Politics teacher Liam Hargadon said: “We don’t always have the chance to see the Commons at work, so boys were really lucky to see top ministers debating the great issue of our time.”
Chipping Barnet MP Theresa Villiers, whose constituency includes QE, was also in the chamber endeavouring, ultimately unsuccessfully, to put a question.
The visit to the Palace of Westminster is normally an annual event for Year 12 Politics students, but Covid caused the cancellation of the trip last year, so this year both Year 12 and Year 13 boys went.
During their visit, the boys met Old Elizabethan James Cartlidge MP (OE 1985-1992), a junior minister in the Justice Department. He shared his fond memories of being an independent candidate in QE’s 1992 mock General Election and of hearing from visiting speakers from the political world while at the School.
“It was brilliant to see James Cartlidge again after 30 years,” said Mr Hargadon, who was the minister’s A-level Politics teacher back in 1992. “He has such fond memories of his time at QE and he’s clearly heading for high office. He was so generous with his time.”
During their visit to the Palace of Westminster, the group took in the House of Lords, Westminster Hall, the Royal Gallery and the Central Lobby.
The boys were accompanied not only by their teachers, but also by the three student teachers – Evan Burns, Nathaniel Austin-Mathley, and Ben Duncan – who are with QE this year as part of the long-established internship programme with the University of Connecticut.
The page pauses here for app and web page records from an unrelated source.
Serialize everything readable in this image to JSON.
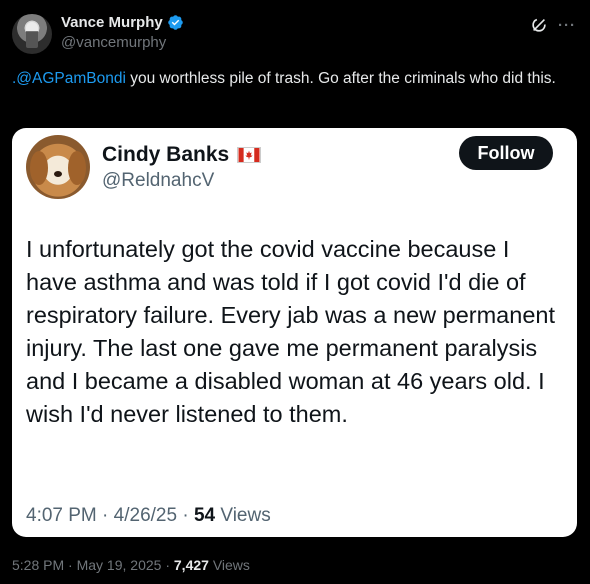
{
  "author": {
    "display_name": "Vance Murphy",
    "handle": "@vancemurphy",
    "verified_color": "#1d9bf0"
  },
  "tweet": {
    "mention": ".@AGPamBondi",
    "text": " you worthless pile of trash. Go after the criminals who did this."
  },
  "quote": {
    "display_name": "Cindy Banks",
    "flag": "canada-flag-icon",
    "handle": "@ReldnahcV",
    "follow_label": "Follow",
    "text": "I unfortunately got the covid vaccine because I have asthma and was told if I got covid I'd die of respiratory failure. Every jab was a new permanent injury. The last one gave me permanent paralysis and I became a disabled woman at 46 years old. I wish I'd never listened to them.",
    "time": "4:07 PM",
    "date": "4/26/25",
    "views_count": "54",
    "views_label": "Views"
  },
  "footer": {
    "time": "5:28 PM",
    "date": "May 19, 2025",
    "views_count": "7,427",
    "views_label": "Views"
  },
  "colors": {
    "background": "#000000",
    "link": "#1d9bf0",
    "card_bg": "#ffffff"
  }
}
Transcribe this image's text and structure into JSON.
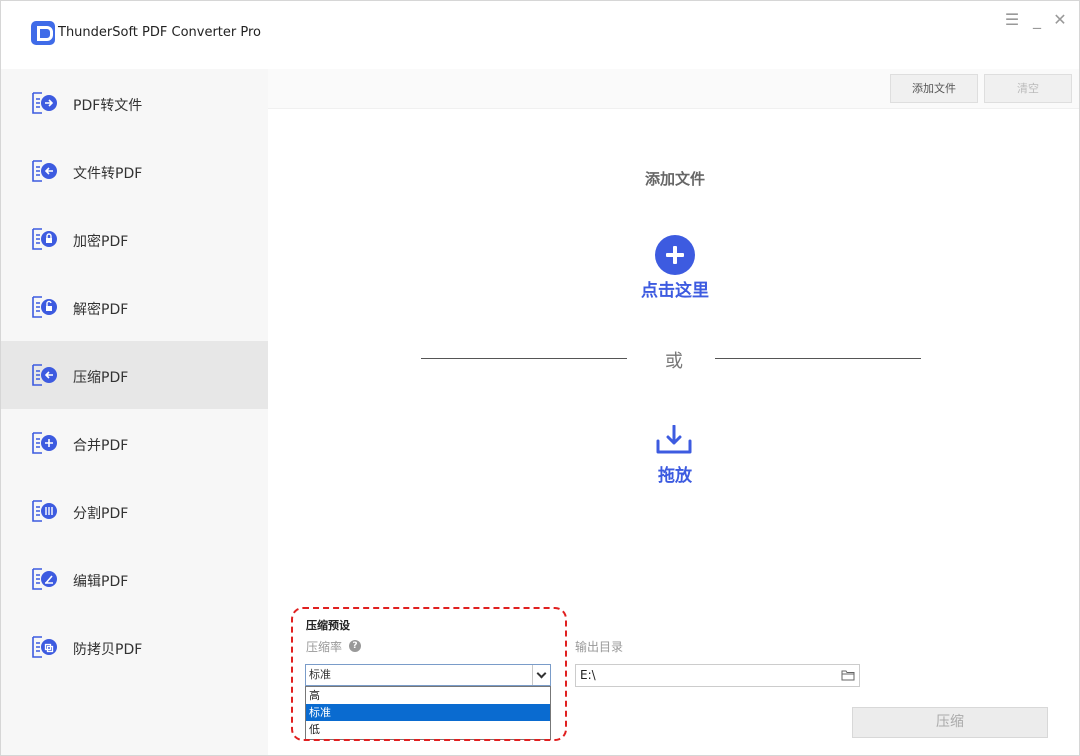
{
  "app": {
    "title": "ThunderSoft PDF Converter Pro",
    "accent_color": "#3d5be0"
  },
  "window_controls": {
    "menu": "☰",
    "minimize": "_",
    "close": "✕"
  },
  "sidebar": {
    "items": [
      {
        "label": "PDF转文件",
        "icon": "file-export-icon"
      },
      {
        "label": "文件转PDF",
        "icon": "file-import-icon"
      },
      {
        "label": "加密PDF",
        "icon": "lock-icon"
      },
      {
        "label": "解密PDF",
        "icon": "unlock-icon"
      },
      {
        "label": "压缩PDF",
        "icon": "compress-icon",
        "active": true
      },
      {
        "label": "合并PDF",
        "icon": "merge-icon"
      },
      {
        "label": "分割PDF",
        "icon": "split-icon"
      },
      {
        "label": "编辑PDF",
        "icon": "edit-icon"
      },
      {
        "label": "防拷贝PDF",
        "icon": "copy-protect-icon"
      }
    ]
  },
  "toolbar": {
    "add_files": "添加文件",
    "clear": "清空"
  },
  "drop_area": {
    "heading": "添加文件",
    "click_here": "点击这里",
    "or": "或",
    "drag_drop": "拖放"
  },
  "settings": {
    "preset_title": "压缩预设",
    "rate_label": "压缩率",
    "help": "?",
    "rate_value": "标准",
    "rate_options": [
      "高",
      "标准",
      "低"
    ],
    "selected_option": "标准",
    "output_label": "输出目录",
    "output_value": "E:\\"
  },
  "actions": {
    "compress": "压缩"
  }
}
The final part of the trip involved seeing political and historical landmarks in the Westminster area, including Parliament Square, with its statues of great statesmen and women, the nearby UK Supreme Court, Downing Street and the site of execution of King Charles I outside the Banqueting House on Whitehall.